Check each line of the material, and show the ones that include the word "hello".
Source records START
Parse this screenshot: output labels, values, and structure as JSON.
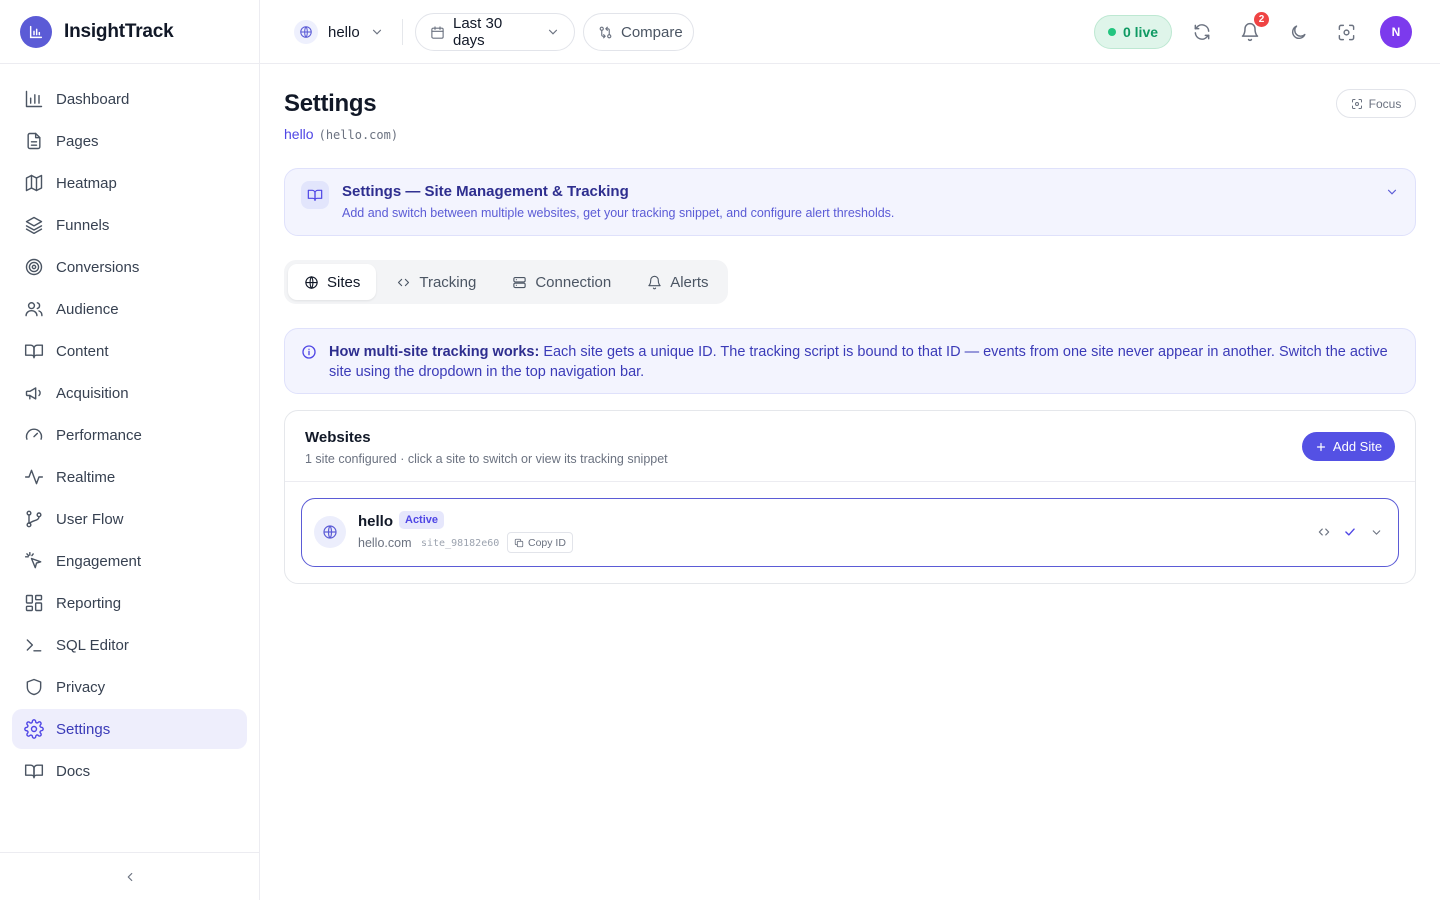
{
  "app": {
    "name": "InsightTrack"
  },
  "sidebar": {
    "items": [
      {
        "label": "Dashboard",
        "icon": "bar-chart-icon"
      },
      {
        "label": "Pages",
        "icon": "file-icon"
      },
      {
        "label": "Heatmap",
        "icon": "map-icon"
      },
      {
        "label": "Funnels",
        "icon": "layers-icon"
      },
      {
        "label": "Conversions",
        "icon": "target-icon"
      },
      {
        "label": "Audience",
        "icon": "users-icon"
      },
      {
        "label": "Content",
        "icon": "book-icon"
      },
      {
        "label": "Acquisition",
        "icon": "megaphone-icon"
      },
      {
        "label": "Performance",
        "icon": "gauge-icon"
      },
      {
        "label": "Realtime",
        "icon": "activity-icon"
      },
      {
        "label": "User Flow",
        "icon": "git-branch-icon"
      },
      {
        "label": "Engagement",
        "icon": "pointer-click-icon"
      },
      {
        "label": "Reporting",
        "icon": "grid-icon"
      },
      {
        "label": "SQL Editor",
        "icon": "terminal-icon"
      },
      {
        "label": "Privacy",
        "icon": "shield-icon"
      },
      {
        "label": "Settings",
        "icon": "gear-icon",
        "active": true
      },
      {
        "label": "Docs",
        "icon": "book-icon"
      }
    ]
  },
  "topbar": {
    "site": "hello",
    "date_range": "Last 30 days",
    "compare": "Compare",
    "live": "0 live",
    "notifications": "2",
    "avatar_initial": "N"
  },
  "page": {
    "title": "Settings",
    "site_name": "hello",
    "site_domain": "(hello.com)",
    "focus": "Focus"
  },
  "info": {
    "title": "Settings — Site Management & Tracking",
    "description": "Add and switch between multiple websites, get your tracking snippet, and configure alert thresholds."
  },
  "tabs": [
    {
      "label": "Sites",
      "active": true
    },
    {
      "label": "Tracking"
    },
    {
      "label": "Connection"
    },
    {
      "label": "Alerts"
    }
  ],
  "notice": {
    "bold": "How multi-site tracking works:",
    "text": " Each site gets a unique ID. The tracking script is bound to that ID — events from one site never appear in another. Switch the active site using the dropdown in the top navigation bar."
  },
  "websites": {
    "title": "Websites",
    "subtitle": "1 site configured · click a site to switch or view its tracking snippet",
    "add_label": "Add Site",
    "sites": [
      {
        "name": "hello",
        "badge": "Active",
        "domain": "hello.com",
        "id": "site_98182e60",
        "copy_label": "Copy ID"
      }
    ]
  },
  "colors": {
    "accent": "#5451e4",
    "live": "#0f9a63",
    "badge": "#ef4444",
    "avatar": "#7c3aed"
  }
}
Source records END
§ Solution for this exercise:
    "site": "hello",
    "site_name": "hello",
    "site_domain": "(hello.com)",
        "name": "hello",
        "domain": "hello.com",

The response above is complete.